◆ Provided records ◆
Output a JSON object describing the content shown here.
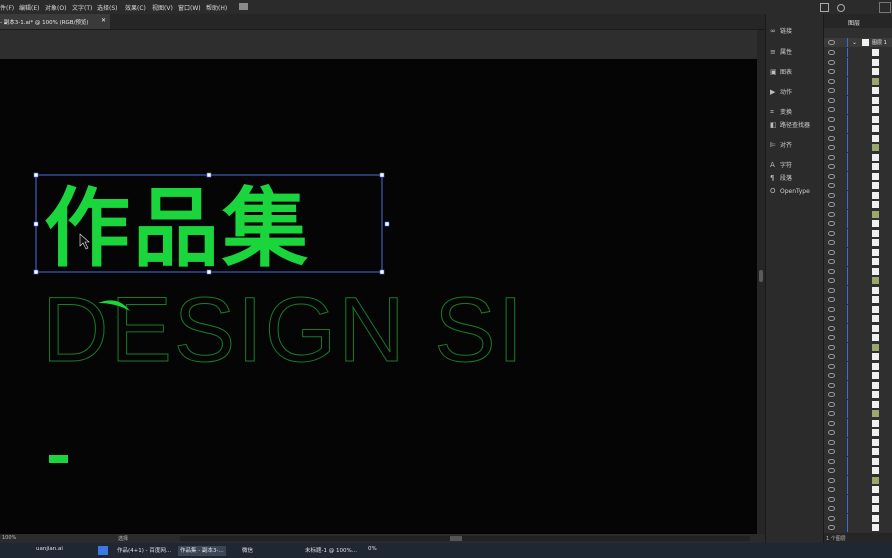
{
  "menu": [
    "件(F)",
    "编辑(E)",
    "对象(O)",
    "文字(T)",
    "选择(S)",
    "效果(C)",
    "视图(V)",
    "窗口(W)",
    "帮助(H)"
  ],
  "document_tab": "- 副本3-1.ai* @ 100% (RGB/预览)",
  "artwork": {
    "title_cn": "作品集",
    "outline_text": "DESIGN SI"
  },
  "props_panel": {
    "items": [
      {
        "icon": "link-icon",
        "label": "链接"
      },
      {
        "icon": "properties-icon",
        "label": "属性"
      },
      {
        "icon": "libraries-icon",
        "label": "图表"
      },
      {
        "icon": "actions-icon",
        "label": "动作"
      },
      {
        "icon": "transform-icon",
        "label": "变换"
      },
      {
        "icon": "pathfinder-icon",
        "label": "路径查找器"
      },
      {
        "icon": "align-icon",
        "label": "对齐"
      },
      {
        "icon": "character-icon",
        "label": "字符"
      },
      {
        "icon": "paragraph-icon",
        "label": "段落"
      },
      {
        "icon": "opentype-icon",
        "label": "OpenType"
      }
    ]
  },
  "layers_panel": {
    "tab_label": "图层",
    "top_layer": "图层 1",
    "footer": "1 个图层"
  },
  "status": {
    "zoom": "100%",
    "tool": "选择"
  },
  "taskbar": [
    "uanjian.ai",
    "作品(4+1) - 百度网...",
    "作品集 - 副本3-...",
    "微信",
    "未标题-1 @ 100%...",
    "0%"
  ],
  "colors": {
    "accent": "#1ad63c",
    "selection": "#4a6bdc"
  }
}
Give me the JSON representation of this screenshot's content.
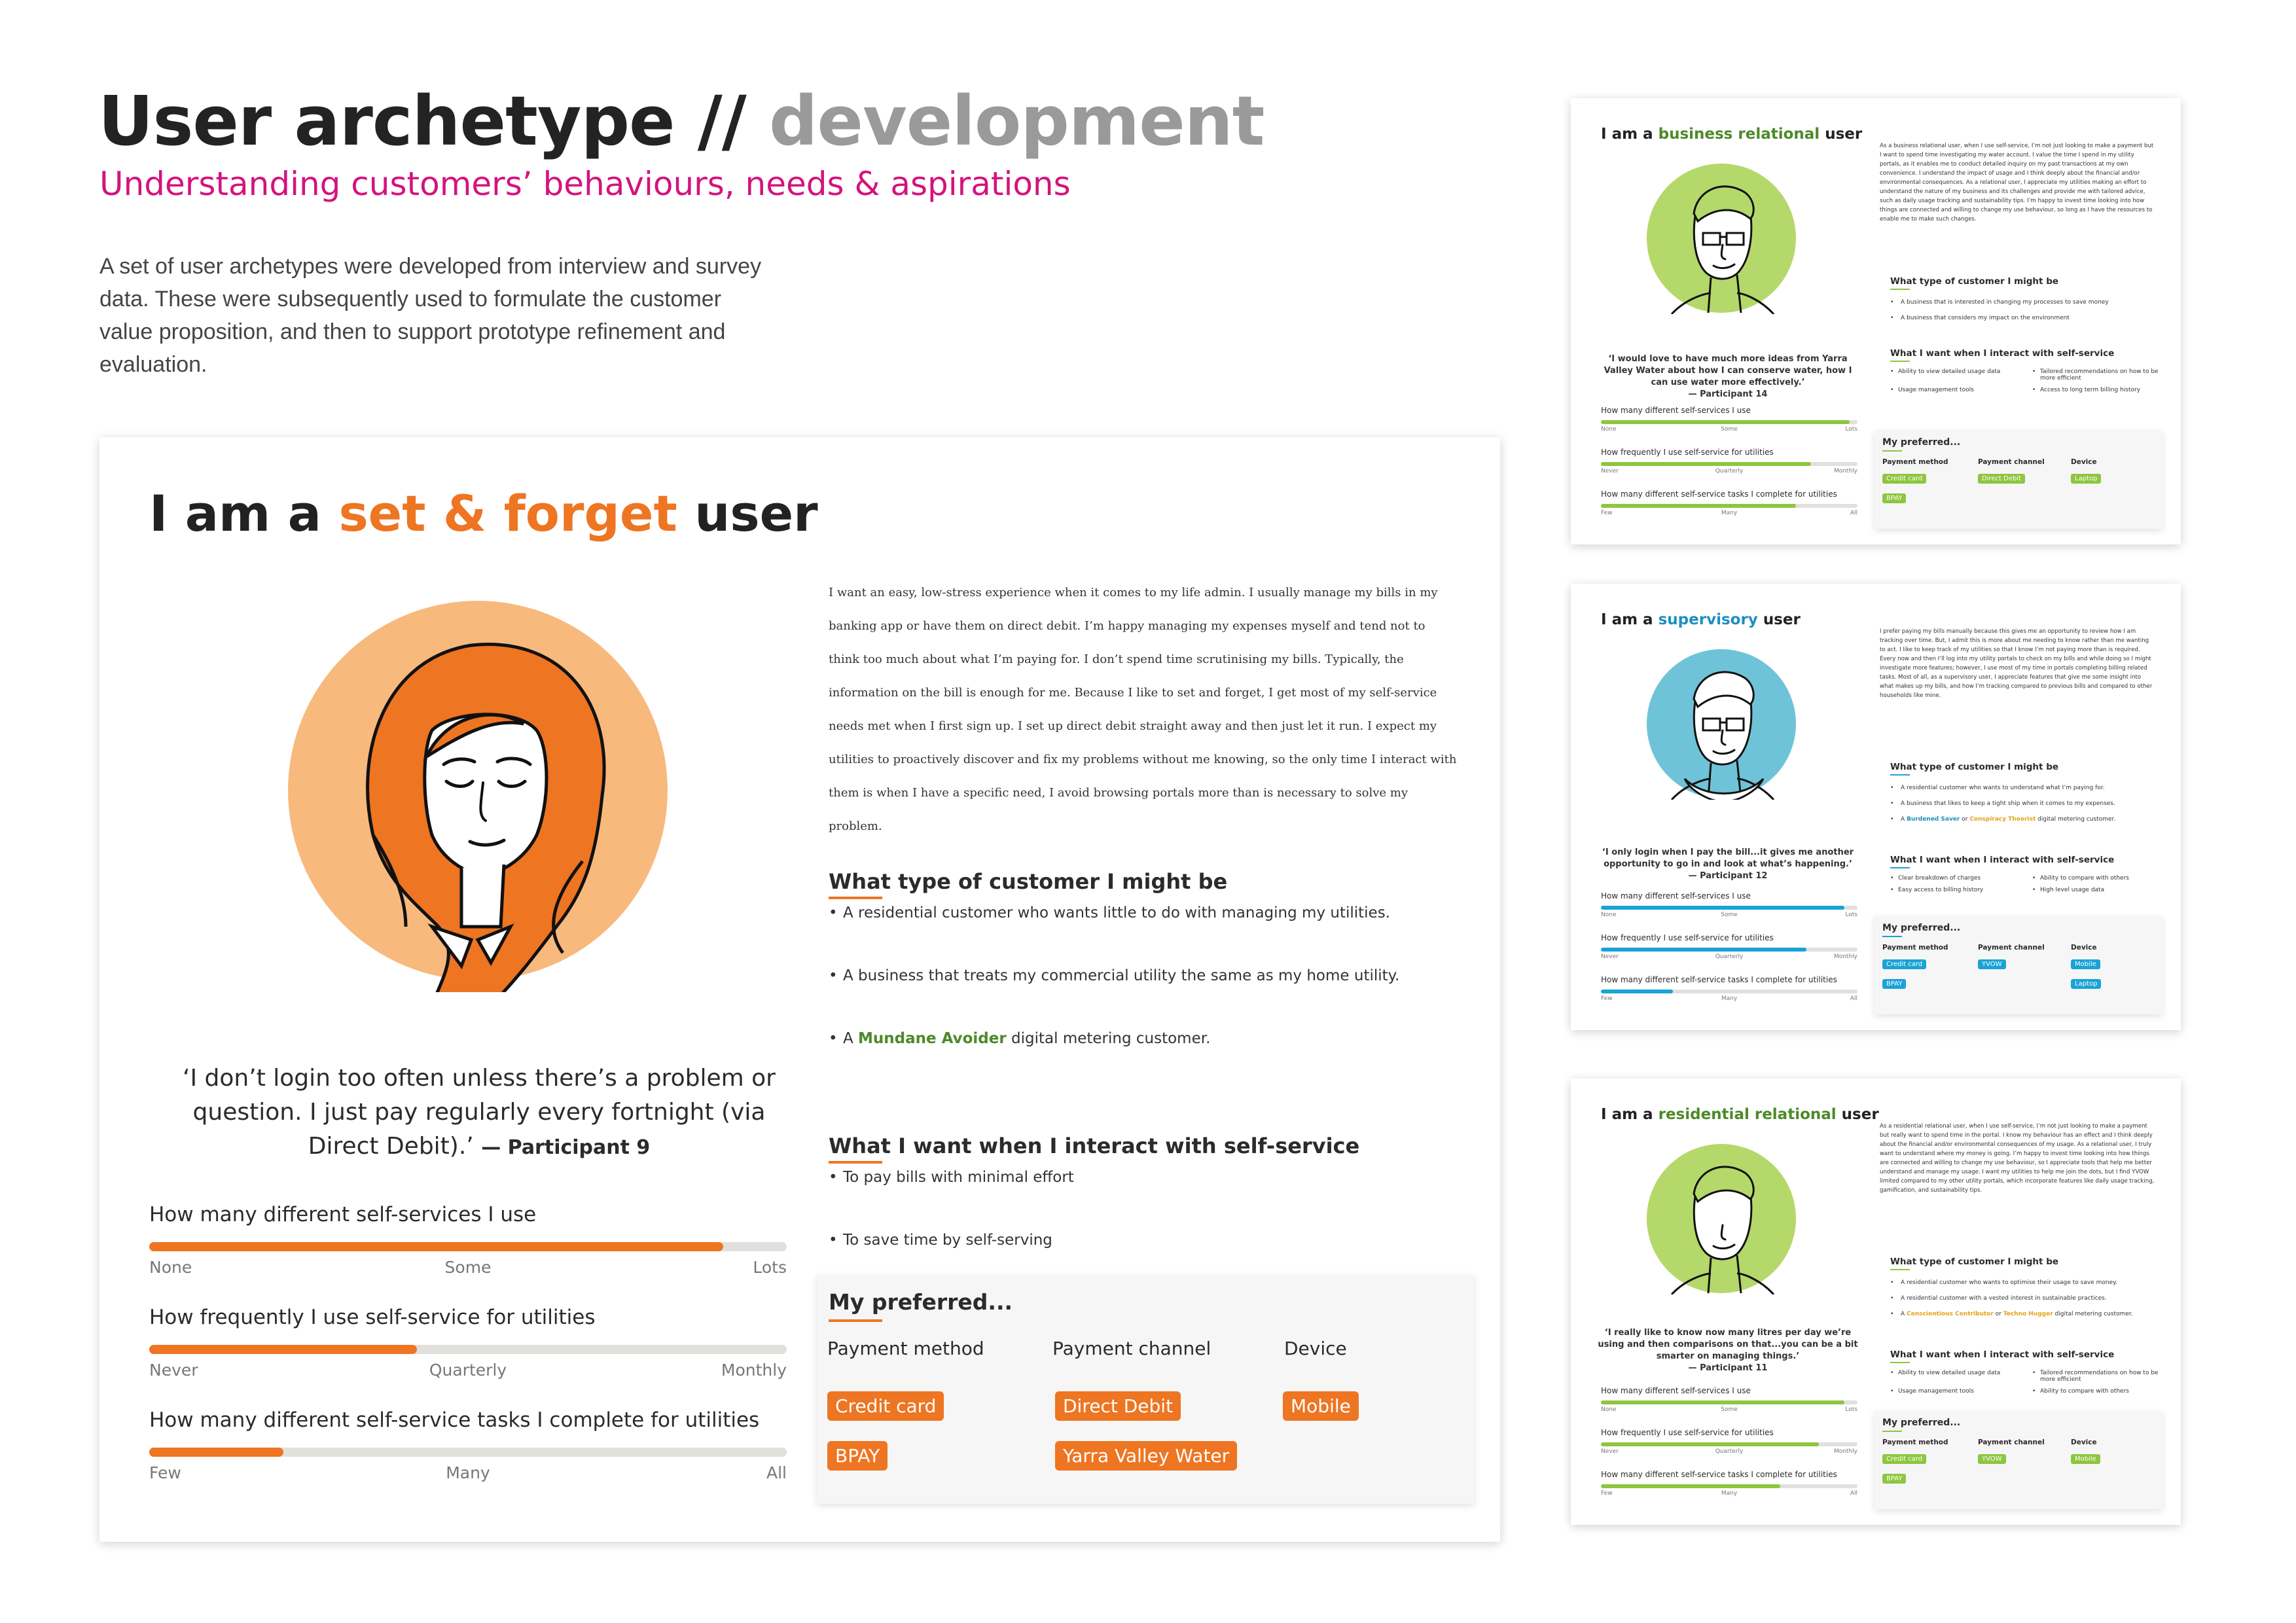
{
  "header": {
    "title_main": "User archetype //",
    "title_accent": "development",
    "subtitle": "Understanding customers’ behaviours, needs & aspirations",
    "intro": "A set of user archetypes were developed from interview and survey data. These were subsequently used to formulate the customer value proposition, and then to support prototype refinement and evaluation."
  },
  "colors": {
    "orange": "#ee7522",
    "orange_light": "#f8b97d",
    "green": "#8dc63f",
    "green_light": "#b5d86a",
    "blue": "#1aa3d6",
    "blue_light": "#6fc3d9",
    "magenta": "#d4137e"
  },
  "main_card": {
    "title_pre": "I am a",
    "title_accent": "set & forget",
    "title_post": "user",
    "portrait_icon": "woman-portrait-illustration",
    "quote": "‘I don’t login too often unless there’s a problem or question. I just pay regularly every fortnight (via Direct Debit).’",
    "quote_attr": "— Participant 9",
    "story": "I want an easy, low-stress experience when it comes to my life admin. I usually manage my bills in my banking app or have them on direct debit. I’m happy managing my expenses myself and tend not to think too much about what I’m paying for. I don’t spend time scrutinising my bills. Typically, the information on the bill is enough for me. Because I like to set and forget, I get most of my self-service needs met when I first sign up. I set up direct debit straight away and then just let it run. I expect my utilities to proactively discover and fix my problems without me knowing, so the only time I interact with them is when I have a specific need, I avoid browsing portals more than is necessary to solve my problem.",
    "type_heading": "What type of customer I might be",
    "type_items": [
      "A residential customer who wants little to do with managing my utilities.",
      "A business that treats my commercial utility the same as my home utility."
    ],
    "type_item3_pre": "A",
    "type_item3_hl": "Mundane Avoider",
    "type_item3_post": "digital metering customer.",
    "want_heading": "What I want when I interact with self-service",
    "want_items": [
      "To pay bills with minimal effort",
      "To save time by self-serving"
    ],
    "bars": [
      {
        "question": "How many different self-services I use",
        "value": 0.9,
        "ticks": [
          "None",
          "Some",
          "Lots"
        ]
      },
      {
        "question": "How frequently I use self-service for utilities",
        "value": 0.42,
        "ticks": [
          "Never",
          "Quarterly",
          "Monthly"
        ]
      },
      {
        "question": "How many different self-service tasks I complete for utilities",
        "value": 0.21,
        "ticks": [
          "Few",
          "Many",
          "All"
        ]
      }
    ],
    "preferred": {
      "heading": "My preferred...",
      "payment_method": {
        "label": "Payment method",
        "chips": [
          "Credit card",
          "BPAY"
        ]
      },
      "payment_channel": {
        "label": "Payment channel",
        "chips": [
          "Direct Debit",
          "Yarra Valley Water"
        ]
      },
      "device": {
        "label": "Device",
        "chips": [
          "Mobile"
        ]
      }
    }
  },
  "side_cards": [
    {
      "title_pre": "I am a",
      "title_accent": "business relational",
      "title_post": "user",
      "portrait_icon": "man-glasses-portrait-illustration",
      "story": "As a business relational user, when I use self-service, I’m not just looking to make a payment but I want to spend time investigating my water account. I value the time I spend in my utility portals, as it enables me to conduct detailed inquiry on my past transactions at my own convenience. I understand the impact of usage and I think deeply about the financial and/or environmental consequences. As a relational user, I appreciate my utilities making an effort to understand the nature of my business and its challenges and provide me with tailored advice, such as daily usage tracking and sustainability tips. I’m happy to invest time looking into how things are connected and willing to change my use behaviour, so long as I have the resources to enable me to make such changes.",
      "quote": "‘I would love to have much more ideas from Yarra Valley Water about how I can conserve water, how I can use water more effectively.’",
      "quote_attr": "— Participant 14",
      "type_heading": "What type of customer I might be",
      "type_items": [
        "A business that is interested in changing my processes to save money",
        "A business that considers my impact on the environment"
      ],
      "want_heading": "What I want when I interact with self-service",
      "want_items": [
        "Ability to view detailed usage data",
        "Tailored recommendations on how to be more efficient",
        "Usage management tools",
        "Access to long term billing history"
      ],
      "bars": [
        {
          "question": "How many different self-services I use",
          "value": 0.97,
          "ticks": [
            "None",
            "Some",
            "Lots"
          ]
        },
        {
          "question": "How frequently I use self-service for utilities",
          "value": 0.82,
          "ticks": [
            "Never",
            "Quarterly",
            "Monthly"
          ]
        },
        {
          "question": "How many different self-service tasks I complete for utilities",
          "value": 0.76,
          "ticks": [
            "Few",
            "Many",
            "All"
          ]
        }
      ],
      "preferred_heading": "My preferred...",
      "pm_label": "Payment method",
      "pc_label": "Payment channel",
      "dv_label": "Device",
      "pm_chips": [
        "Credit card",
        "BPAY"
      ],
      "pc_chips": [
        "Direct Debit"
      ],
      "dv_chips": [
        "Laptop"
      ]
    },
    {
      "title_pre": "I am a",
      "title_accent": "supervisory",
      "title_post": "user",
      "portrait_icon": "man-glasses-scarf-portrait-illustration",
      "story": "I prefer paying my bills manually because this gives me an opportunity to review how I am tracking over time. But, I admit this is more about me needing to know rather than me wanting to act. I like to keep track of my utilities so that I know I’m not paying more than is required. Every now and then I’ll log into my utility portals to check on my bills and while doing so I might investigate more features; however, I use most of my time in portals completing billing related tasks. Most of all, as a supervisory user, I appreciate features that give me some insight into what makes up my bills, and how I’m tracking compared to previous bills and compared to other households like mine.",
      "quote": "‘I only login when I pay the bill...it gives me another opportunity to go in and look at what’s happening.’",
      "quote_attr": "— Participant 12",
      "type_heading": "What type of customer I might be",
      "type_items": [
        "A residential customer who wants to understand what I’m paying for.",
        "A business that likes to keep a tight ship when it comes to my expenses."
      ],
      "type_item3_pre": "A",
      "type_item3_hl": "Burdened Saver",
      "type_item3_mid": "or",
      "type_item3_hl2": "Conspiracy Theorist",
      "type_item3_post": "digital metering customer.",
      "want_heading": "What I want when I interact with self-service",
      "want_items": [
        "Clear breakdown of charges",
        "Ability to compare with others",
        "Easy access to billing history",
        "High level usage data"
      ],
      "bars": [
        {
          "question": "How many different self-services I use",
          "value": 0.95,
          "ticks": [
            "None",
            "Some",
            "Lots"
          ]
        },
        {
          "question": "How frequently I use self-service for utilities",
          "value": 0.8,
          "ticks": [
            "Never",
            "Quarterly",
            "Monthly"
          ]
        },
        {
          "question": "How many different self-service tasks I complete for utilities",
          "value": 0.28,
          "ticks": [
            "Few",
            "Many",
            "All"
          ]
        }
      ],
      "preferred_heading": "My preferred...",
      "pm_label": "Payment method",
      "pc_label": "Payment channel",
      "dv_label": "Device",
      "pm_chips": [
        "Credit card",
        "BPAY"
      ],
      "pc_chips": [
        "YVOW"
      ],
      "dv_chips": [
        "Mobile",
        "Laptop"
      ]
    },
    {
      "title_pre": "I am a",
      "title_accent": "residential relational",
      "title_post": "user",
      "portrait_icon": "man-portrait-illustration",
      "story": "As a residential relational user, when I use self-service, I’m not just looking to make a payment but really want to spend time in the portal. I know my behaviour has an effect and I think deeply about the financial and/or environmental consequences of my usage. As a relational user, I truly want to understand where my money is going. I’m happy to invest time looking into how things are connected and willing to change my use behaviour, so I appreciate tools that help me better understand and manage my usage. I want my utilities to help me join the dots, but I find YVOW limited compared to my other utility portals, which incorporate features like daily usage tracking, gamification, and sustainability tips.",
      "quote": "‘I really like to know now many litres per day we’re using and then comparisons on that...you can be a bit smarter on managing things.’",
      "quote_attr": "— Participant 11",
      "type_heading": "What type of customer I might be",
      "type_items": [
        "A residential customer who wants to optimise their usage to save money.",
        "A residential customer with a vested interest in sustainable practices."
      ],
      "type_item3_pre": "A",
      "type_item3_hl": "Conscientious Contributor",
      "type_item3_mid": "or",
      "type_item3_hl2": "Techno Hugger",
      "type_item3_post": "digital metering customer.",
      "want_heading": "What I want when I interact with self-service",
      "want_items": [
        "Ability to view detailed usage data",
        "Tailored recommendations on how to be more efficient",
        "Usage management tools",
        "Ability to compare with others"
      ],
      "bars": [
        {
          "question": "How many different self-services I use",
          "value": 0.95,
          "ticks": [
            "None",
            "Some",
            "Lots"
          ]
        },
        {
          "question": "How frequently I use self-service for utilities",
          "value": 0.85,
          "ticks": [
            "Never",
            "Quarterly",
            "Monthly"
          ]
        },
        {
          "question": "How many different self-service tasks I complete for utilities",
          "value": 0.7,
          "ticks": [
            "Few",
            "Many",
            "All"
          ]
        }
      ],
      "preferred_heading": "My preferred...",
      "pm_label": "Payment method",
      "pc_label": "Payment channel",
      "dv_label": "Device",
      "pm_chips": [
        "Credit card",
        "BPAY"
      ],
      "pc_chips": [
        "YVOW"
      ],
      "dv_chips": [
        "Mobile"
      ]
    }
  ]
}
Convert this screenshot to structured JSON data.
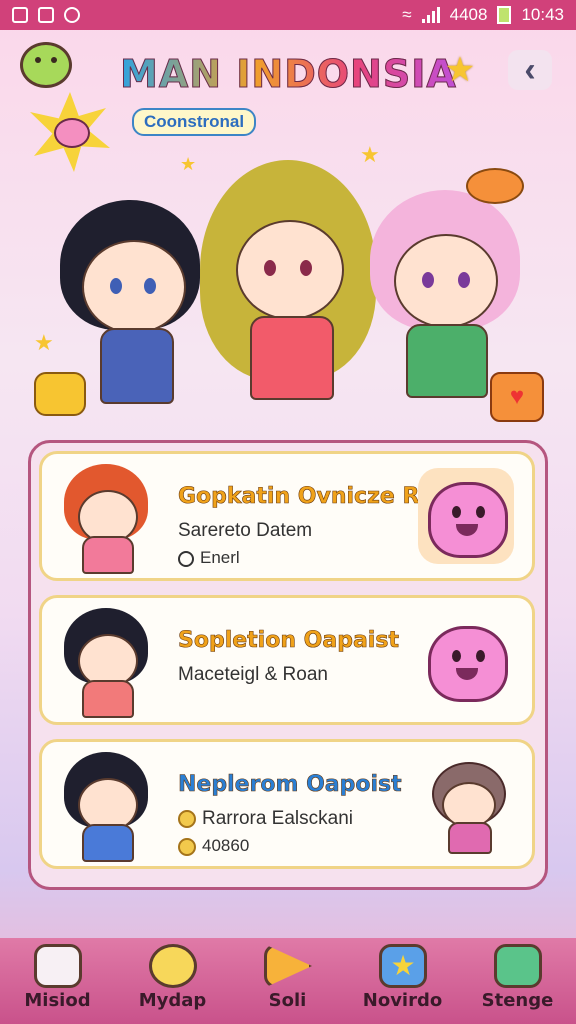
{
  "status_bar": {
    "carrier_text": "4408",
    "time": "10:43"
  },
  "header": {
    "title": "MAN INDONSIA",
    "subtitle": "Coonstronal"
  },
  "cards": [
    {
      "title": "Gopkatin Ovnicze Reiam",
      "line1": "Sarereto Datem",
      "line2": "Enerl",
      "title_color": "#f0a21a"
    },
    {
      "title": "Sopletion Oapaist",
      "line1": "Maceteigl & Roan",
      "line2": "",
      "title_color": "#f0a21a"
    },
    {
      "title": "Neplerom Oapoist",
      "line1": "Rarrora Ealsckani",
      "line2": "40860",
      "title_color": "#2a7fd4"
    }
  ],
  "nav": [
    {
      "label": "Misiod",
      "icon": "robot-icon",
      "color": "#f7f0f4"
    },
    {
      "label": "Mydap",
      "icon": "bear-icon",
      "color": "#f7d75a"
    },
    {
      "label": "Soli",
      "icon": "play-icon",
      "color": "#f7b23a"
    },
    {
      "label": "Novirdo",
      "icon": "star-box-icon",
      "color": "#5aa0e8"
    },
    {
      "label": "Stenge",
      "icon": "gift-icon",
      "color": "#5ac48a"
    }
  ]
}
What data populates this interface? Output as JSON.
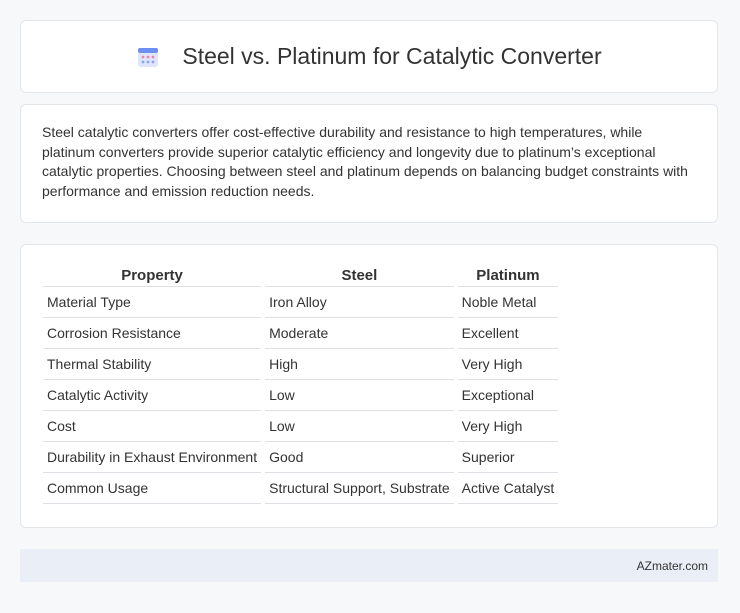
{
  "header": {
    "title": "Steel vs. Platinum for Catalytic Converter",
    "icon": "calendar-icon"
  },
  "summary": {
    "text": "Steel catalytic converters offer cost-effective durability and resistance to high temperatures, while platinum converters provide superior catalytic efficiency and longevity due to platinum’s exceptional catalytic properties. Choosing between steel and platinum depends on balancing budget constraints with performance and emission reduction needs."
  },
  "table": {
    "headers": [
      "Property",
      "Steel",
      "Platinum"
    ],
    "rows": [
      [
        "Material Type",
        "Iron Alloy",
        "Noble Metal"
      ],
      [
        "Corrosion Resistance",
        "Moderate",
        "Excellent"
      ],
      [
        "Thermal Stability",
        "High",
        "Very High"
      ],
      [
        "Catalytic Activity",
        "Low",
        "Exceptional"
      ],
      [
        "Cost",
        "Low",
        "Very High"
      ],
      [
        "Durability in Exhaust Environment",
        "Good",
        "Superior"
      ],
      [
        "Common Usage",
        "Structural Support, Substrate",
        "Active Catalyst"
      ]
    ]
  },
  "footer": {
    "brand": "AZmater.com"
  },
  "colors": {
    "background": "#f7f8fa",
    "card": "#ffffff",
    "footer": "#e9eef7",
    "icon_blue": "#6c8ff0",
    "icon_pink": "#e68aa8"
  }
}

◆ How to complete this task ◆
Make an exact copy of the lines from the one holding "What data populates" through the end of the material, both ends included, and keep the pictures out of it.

◆ Answer for the task ◆
What data populates this interface? Output as JSON.
{
  "header": {
    "title": "Steel vs. Platinum for Catalytic Converter",
    "icon": "calendar-icon"
  },
  "summary": {
    "text": "Steel catalytic converters offer cost-effective durability and resistance to high temperatures, while platinum converters provide superior catalytic efficiency and longevity due to platinum’s exceptional catalytic properties. Choosing between steel and platinum depends on balancing budget constraints with performance and emission reduction needs."
  },
  "table": {
    "headers": [
      "Property",
      "Steel",
      "Platinum"
    ],
    "rows": [
      [
        "Material Type",
        "Iron Alloy",
        "Noble Metal"
      ],
      [
        "Corrosion Resistance",
        "Moderate",
        "Excellent"
      ],
      [
        "Thermal Stability",
        "High",
        "Very High"
      ],
      [
        "Catalytic Activity",
        "Low",
        "Exceptional"
      ],
      [
        "Cost",
        "Low",
        "Very High"
      ],
      [
        "Durability in Exhaust Environment",
        "Good",
        "Superior"
      ],
      [
        "Common Usage",
        "Structural Support, Substrate",
        "Active Catalyst"
      ]
    ]
  },
  "footer": {
    "brand": "AZmater.com"
  },
  "colors": {
    "background": "#f7f8fa",
    "card": "#ffffff",
    "footer": "#e9eef7",
    "icon_blue": "#6c8ff0",
    "icon_pink": "#e68aa8"
  }
}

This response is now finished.